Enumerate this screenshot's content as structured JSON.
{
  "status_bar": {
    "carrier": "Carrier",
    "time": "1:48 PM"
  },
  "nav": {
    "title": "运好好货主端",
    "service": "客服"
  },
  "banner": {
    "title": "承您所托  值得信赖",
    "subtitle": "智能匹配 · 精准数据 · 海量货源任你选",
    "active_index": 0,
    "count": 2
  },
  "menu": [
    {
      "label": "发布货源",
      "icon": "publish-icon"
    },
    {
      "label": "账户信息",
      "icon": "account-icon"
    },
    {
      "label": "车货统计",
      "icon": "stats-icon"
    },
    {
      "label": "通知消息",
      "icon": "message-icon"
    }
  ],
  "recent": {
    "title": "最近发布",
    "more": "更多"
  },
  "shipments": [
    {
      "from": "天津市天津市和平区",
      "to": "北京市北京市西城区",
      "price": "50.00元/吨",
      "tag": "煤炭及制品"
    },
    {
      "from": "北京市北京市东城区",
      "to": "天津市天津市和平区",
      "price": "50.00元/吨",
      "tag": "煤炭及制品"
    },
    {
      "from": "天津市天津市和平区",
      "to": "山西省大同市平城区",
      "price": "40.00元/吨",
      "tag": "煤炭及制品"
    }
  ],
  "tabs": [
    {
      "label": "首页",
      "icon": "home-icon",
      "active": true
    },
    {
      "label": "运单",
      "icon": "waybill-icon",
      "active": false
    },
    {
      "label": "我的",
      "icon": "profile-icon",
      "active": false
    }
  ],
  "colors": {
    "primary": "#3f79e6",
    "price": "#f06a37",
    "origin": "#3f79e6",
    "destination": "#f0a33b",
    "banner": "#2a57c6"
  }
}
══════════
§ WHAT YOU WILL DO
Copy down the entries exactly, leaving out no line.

§ TASK RESULT
Enumerate this screenshot's content as structured JSON.
{
  "status_bar": {
    "carrier": "Carrier",
    "time": "1:48 PM"
  },
  "nav": {
    "title": "运好好货主端",
    "service": "客服"
  },
  "banner": {
    "title": "承您所托  值得信赖",
    "subtitle": "智能匹配 · 精准数据 · 海量货源任你选",
    "active_index": 0,
    "count": 2
  },
  "menu": [
    {
      "label": "发布货源",
      "icon": "publish-icon"
    },
    {
      "label": "账户信息",
      "icon": "account-icon"
    },
    {
      "label": "车货统计",
      "icon": "stats-icon"
    },
    {
      "label": "通知消息",
      "icon": "message-icon"
    }
  ],
  "recent": {
    "title": "最近发布",
    "more": "更多"
  },
  "shipments": [
    {
      "from": "天津市天津市和平区",
      "to": "北京市北京市西城区",
      "price": "50.00元/吨",
      "tag": "煤炭及制品"
    },
    {
      "from": "北京市北京市东城区",
      "to": "天津市天津市和平区",
      "price": "50.00元/吨",
      "tag": "煤炭及制品"
    },
    {
      "from": "天津市天津市和平区",
      "to": "山西省大同市平城区",
      "price": "40.00元/吨",
      "tag": "煤炭及制品"
    }
  ],
  "tabs": [
    {
      "label": "首页",
      "icon": "home-icon",
      "active": true
    },
    {
      "label": "运单",
      "icon": "waybill-icon",
      "active": false
    },
    {
      "label": "我的",
      "icon": "profile-icon",
      "active": false
    }
  ],
  "colors": {
    "primary": "#3f79e6",
    "price": "#f06a37",
    "origin": "#3f79e6",
    "destination": "#f0a33b",
    "banner": "#2a57c6"
  }
}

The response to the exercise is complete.